**Exercise details**
Tell how many lines of the data include the word "designs". Nothing but the number belongs in the answer.

Interface dataset entries:
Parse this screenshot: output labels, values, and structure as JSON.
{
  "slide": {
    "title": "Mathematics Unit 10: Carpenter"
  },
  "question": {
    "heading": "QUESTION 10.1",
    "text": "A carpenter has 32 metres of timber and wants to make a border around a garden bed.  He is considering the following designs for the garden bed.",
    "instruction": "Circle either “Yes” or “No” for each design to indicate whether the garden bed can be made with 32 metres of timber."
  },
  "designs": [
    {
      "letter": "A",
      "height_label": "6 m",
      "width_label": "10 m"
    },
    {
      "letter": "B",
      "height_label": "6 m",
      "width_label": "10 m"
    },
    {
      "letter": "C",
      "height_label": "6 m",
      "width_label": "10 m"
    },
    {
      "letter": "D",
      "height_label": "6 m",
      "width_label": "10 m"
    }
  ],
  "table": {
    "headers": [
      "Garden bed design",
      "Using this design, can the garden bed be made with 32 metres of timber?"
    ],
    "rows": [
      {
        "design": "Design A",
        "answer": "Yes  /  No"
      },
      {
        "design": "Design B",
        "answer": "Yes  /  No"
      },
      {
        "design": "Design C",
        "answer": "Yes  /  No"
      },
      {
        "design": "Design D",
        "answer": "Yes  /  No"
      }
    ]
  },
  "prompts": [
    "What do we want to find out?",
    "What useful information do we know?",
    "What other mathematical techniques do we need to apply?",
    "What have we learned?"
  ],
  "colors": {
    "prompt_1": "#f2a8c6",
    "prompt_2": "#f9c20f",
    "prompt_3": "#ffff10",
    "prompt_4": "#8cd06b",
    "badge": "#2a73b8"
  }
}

**Exercise response**
2